At the time Adam regretted that Rammohun Roy and his Hindu friends chose a Unitarian Hindu faith in preference to Unitarian Christianity. Yet without Adam’s dedicated initiative and drive, the reformed Unitarian Hindu movement, the Brahmo Somaj, might never have come into being. The distinguished leaders of the Brahmo Somaj nurtured and propagated what became, in effect, a “school of thought,” which flowered into the famous Bengal Renaissance, a great burst of modern, yet distinctively Indian political theory, idealism and poetry. The Brahmo Somaj, first established in part by an ill-supported and mostly forgotten Unitarian missionary, influenced immensely the intellectual and political culture of all India.

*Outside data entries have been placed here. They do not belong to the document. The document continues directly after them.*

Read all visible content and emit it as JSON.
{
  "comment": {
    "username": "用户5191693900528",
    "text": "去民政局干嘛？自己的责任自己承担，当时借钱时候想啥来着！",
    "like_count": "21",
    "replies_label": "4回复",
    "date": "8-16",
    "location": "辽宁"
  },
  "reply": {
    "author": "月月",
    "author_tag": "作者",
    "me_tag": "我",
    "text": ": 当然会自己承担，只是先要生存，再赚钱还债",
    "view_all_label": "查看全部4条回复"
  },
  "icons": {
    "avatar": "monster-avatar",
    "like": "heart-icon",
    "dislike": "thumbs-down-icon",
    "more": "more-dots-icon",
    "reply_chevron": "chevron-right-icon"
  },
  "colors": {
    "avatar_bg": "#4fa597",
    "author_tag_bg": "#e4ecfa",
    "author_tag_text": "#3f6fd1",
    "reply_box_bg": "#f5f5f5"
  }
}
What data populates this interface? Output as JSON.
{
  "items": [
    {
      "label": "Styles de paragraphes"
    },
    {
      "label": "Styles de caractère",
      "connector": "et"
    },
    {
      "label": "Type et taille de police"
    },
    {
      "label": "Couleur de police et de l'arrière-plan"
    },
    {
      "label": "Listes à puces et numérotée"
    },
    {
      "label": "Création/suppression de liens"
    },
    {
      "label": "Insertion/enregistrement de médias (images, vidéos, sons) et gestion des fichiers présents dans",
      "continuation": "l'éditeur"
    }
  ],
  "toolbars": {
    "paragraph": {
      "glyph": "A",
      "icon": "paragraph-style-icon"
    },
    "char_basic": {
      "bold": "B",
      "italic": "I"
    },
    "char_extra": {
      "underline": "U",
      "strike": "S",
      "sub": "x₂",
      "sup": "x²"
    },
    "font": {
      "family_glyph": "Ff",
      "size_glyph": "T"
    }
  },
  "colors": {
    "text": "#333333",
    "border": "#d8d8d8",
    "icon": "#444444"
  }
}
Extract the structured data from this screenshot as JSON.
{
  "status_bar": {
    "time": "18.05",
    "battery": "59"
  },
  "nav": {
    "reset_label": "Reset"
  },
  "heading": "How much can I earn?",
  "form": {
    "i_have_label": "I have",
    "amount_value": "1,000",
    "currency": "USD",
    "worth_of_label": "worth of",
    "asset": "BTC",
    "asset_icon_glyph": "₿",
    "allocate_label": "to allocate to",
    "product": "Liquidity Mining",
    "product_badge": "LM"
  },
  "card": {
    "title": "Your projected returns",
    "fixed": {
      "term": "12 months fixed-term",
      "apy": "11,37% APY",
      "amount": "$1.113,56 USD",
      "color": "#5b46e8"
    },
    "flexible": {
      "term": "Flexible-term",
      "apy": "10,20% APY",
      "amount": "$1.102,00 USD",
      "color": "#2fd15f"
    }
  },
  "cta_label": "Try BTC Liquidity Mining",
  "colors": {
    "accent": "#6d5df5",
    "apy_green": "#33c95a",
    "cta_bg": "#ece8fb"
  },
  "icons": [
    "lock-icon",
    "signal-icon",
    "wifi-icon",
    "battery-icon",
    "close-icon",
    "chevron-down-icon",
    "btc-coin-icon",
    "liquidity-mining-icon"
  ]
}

There are letters from and referring to Adam in the Baptist Missionary Society Library at Didcot, Oxfordshire; in the Houghton Library at Harvard, Cambridge, Massachusetts, and in the anti-slavery collections in the Boston Public Library. The minute book of the Calcutta Unitarian Committee is at Unitarian Headquarters, Essex Hall, London. There are 50 manuscript sermons from the Toronto and Chicago period at Dr. Williams’s Library, London. Correspondence regarding Adam’s appointment at Harvard is in the Harvard University Archives. The minutes of The Society for the Promotion of Christianity in India and the record of the 1860 conversation between Charles Dall and William Adam are in the Andover Harvard Theological Library. The Dixwell family papers, with their many references to Adam and his family, and the archives of the Northampton Association are at The Massachusetts Historical Society in Boston. The recent discovery of the Calcutta Unitarian Society minute book gives primary documentary support for the reports published in the Unitarian periodical press in both Britain and America. Letters from, to, and referring to Adam and members of his family appear in Clare Taylor, British and American Abolitionists: an episode in transatlantic understanding (1974); Walter M. Merrill, Collected letters of William Lloyd Garrison (1971); Sophia Dobson Collet, The life and letters of Raja Rammoun Roy, 3rd ed. (1962); and Dilip Kumar Biswas, The Correspondence of Raja Rammohun Roy (1997). There are several biographical articles on Adam: S. C. Sanial “the Rev. William Adam,” Bengal Past and Present (1914); Andrew Hill, “William Adam: Unitarian Missionary,” Transactions of the Unitarian Historical Society (1995); and Andrew Hill, “William Adam: a noble specimen,” Canadian Unitarian and Universalist Historical Society (1995). For general information on Unitarianism in India, see Spencer Lavan Unitarians and India (1977). For more on the Northampton Association, see Christopher Clark, The Communitarian movement: the radical challenge of the Northampton Association (1995).
Article by Andrew Hill
Posted July 17, 2000